# [Task directions]
Pull every line containing "value" out of the material below.
----------------
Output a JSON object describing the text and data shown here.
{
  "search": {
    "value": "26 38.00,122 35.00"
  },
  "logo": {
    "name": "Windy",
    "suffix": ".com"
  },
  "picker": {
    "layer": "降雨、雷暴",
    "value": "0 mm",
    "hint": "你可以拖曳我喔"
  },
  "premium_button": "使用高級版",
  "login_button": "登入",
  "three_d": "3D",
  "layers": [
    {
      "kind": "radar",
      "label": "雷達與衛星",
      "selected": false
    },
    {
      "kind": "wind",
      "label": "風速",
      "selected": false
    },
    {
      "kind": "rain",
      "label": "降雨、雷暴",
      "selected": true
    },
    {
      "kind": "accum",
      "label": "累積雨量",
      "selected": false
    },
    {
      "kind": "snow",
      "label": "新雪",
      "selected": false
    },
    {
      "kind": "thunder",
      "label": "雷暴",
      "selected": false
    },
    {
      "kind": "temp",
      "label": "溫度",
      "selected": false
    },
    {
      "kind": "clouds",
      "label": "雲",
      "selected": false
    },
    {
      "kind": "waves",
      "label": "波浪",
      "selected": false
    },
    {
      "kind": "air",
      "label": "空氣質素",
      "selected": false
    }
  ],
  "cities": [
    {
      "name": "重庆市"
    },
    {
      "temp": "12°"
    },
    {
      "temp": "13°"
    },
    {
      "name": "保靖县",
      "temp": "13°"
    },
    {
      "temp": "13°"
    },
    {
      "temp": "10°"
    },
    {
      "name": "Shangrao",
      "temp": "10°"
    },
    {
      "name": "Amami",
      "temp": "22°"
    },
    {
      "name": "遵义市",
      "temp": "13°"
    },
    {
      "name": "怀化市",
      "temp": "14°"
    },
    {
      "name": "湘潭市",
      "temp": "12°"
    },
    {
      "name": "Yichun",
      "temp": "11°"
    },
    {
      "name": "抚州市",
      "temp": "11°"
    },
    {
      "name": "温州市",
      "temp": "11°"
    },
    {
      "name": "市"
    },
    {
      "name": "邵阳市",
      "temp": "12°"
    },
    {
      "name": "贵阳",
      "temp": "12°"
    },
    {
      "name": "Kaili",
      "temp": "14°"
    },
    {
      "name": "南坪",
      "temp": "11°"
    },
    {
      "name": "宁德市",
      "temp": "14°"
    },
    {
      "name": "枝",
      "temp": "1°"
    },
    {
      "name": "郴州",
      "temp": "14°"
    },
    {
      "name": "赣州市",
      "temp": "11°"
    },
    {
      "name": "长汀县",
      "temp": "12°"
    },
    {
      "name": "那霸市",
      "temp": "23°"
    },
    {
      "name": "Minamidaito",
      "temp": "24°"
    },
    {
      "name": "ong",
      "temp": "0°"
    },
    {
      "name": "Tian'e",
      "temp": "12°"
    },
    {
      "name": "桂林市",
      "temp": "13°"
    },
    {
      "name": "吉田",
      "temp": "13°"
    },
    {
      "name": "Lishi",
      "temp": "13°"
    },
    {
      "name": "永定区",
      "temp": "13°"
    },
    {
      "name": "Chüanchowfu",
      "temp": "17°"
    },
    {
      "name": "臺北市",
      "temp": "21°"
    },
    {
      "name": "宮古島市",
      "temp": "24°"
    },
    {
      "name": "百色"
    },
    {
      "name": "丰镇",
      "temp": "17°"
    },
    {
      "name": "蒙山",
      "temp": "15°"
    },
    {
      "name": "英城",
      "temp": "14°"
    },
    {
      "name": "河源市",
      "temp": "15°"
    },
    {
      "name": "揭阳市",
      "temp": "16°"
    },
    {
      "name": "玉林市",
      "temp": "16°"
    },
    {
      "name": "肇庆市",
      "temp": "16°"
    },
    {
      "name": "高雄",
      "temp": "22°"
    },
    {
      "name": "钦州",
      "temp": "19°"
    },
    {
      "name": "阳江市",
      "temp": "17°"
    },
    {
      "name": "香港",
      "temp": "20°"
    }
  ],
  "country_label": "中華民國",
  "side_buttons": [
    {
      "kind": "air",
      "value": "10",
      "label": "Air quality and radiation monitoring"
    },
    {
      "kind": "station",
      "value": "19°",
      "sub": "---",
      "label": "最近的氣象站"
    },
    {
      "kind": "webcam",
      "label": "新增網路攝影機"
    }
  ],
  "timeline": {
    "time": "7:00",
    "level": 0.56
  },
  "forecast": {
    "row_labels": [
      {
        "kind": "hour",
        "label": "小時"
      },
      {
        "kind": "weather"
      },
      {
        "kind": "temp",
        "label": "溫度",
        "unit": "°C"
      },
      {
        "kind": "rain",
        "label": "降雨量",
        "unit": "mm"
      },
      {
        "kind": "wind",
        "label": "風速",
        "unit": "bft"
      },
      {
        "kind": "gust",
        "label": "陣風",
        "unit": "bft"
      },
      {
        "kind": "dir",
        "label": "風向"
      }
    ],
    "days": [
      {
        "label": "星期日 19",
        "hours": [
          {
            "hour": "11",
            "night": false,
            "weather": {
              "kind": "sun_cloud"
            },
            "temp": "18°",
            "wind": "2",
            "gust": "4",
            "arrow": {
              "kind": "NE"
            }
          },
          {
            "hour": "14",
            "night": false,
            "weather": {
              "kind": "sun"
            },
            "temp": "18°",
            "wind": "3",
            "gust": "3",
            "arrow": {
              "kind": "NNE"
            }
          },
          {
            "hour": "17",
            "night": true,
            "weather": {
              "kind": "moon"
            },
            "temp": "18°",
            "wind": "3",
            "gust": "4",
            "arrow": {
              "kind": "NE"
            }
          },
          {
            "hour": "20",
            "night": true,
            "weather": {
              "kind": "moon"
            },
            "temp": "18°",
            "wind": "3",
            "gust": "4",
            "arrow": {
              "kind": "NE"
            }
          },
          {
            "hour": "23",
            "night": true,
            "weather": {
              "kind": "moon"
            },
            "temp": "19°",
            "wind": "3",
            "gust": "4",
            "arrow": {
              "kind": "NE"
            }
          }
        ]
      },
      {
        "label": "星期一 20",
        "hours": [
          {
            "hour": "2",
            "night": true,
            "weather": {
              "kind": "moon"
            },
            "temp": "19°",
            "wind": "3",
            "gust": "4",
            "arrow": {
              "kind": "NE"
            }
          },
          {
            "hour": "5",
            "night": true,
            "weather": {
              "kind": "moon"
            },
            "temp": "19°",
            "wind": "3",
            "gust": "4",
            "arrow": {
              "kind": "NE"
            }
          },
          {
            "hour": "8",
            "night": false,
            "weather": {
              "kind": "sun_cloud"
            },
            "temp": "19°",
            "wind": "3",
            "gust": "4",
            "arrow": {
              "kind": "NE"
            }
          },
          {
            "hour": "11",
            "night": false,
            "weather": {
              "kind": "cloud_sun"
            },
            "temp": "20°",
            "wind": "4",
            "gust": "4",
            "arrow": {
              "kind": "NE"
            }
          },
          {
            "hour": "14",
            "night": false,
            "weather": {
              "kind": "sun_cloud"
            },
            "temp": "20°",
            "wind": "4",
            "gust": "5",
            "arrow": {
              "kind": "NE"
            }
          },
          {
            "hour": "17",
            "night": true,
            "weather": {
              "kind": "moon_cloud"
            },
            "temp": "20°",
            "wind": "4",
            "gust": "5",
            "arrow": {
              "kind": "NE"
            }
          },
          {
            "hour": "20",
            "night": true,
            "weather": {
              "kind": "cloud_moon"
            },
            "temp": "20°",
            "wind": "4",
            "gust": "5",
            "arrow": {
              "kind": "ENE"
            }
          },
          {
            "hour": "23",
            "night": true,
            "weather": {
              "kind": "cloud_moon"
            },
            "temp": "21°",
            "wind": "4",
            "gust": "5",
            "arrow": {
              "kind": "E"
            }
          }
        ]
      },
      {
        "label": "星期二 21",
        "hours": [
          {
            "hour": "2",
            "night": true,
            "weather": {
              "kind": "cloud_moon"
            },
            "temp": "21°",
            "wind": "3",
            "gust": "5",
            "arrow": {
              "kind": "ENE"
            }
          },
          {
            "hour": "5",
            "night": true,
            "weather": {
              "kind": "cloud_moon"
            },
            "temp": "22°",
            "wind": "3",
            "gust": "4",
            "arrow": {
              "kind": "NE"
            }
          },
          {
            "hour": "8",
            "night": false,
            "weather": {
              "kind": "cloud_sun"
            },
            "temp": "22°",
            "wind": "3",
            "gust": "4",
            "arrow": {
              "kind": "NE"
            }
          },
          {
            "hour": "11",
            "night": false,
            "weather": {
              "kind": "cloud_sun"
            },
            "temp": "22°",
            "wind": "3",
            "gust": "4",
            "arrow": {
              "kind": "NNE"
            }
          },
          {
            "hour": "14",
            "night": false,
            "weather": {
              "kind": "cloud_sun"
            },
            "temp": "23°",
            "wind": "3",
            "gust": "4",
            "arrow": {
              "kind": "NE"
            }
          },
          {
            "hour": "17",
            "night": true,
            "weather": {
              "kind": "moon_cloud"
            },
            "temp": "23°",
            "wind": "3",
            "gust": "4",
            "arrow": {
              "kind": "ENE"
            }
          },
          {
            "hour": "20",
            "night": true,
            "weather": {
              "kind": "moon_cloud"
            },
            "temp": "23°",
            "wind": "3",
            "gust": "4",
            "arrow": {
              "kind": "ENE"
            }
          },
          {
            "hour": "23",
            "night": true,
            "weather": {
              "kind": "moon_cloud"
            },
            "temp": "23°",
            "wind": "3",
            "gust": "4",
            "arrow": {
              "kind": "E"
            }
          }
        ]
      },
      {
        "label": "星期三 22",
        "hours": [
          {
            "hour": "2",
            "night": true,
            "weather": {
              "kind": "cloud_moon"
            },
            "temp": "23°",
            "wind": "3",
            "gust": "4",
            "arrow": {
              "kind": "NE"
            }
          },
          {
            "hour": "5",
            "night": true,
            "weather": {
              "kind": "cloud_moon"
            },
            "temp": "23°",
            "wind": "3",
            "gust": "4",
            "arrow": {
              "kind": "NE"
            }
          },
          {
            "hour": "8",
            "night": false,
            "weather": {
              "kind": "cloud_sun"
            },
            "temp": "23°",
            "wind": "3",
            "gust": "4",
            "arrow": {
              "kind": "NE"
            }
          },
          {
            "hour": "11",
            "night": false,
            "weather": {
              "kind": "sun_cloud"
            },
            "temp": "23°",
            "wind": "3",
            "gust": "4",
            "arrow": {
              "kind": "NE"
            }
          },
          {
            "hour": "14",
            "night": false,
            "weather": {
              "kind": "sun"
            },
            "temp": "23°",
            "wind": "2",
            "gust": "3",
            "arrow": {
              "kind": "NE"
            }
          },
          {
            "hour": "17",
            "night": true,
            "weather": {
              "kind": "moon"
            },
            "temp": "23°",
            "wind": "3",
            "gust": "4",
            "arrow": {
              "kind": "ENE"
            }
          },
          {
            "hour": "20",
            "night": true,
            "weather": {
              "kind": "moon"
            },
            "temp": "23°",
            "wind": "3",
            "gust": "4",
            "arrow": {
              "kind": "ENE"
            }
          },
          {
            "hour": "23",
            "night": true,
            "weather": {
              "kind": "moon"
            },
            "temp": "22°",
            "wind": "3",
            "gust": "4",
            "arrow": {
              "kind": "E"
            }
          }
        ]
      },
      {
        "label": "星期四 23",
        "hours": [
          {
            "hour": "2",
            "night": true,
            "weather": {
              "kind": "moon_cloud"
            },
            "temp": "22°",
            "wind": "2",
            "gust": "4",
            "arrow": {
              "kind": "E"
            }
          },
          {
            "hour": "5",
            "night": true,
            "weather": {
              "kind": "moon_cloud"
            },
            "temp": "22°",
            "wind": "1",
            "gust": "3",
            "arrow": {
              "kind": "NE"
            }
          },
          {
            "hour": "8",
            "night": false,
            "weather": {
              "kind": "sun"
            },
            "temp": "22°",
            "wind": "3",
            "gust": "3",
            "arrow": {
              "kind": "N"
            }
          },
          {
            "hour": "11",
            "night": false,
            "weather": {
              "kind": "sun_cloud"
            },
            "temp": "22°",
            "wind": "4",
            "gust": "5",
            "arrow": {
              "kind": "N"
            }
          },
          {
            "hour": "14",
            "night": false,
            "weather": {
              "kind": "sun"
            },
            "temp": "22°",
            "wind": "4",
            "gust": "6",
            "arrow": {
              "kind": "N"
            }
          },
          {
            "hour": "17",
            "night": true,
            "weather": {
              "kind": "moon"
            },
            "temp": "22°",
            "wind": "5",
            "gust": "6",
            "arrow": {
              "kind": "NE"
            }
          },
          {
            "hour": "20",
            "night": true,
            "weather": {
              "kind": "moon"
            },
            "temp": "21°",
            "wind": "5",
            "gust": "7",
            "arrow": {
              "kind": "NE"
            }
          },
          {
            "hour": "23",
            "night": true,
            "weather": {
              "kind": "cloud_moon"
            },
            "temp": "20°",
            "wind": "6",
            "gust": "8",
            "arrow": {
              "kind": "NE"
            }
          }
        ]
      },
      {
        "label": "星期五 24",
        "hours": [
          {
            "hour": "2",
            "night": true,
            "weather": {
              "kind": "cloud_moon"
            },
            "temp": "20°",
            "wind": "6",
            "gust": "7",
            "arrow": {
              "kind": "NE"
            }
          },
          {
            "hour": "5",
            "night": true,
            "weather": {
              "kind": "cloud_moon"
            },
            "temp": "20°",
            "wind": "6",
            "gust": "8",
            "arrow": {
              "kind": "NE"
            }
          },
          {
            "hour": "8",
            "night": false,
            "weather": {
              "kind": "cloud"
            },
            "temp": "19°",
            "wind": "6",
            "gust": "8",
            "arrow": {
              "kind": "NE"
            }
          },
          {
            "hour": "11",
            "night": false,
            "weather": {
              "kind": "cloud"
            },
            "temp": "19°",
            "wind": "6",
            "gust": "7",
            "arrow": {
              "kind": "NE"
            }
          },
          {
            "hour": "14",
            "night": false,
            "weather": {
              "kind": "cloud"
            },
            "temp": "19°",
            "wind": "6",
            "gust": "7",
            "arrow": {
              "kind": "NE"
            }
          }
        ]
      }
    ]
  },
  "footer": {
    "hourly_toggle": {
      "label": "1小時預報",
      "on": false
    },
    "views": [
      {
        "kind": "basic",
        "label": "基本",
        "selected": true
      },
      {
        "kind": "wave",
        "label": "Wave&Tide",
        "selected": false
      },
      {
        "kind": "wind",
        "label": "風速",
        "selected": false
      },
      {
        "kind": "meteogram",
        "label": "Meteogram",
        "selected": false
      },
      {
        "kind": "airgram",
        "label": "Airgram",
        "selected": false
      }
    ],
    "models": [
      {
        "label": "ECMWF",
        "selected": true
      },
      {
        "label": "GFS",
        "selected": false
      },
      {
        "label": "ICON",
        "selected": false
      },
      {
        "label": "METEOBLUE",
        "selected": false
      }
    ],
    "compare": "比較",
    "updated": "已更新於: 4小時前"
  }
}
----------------
# [Answer for the task]
    "value": "26 38.00,122 35.00"
    "value": "0 mm",
      "value": "10",
      "value": "19°",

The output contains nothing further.